I've been given sudo access on one of our development RedHat linux boxes, and I seem to find myself quite often needing to redirect output to a location I don't normally have write access to.
The trouble is, this contrived example doesn't work:
sudo ls -hal /root/ > /root/test.out
-bash: /root/test.out: Permission denied
Your command does not work because the redirection is performed by your shell which does not have the permission to write to
/root/test.out. The redirection of the output is not performed by sudo.
There are multiple solutions:
Run a shell with sudo and give the command to it by using the
sudo sh -c 'ls -hal /root/ > /root/test.out'
Create a script with your commands and run that script with sudo:
#!/bin/sh ls -hal /root/ > /root/test.out

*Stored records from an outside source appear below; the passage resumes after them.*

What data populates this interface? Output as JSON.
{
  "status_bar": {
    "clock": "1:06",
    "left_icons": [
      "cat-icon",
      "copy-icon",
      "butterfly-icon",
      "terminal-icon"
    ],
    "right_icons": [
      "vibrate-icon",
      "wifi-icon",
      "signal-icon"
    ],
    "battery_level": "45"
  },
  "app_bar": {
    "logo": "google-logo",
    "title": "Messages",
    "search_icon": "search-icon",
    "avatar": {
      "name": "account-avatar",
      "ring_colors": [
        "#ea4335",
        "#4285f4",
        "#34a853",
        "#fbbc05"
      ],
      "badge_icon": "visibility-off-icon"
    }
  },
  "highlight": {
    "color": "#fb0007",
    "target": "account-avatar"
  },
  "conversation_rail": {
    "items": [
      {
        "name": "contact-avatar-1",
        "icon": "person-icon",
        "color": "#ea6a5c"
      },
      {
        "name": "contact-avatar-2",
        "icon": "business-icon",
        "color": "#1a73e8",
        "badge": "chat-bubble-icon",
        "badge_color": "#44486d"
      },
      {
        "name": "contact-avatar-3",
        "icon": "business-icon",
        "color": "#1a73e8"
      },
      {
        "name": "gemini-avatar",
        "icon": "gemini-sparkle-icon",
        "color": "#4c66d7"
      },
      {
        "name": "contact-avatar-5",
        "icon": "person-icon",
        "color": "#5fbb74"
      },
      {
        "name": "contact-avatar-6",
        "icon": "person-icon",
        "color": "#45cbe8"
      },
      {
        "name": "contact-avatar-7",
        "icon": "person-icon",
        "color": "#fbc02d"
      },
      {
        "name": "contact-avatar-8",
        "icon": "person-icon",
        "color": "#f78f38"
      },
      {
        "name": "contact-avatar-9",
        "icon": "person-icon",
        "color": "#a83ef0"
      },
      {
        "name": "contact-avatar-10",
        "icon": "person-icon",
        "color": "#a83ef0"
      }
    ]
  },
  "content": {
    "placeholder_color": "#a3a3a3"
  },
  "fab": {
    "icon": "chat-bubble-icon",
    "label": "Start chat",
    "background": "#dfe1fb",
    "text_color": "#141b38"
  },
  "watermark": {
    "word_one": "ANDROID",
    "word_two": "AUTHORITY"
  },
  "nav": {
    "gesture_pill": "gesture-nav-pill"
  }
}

sudo ls.sh. See Steve Bennett's answer if you don't want to create a temporary file.
Launch a shell with
sudo -s then run your commands:
[nobody@so]$ sudo -s [root@so]# ls -hal /root/ > /root/test.out [root@so]# ^D [nobody@so]$
sudo tee (if you have to escape a lot when using the
sudo ls -hal /root/ | sudo tee /root/test.out > /dev/null
The redirect to
/dev/null is needed to stop tee from outputting to the screen. To append instead of overwriting the output file
tee -a or
tee --append (the last one is specific to GNU coreutils).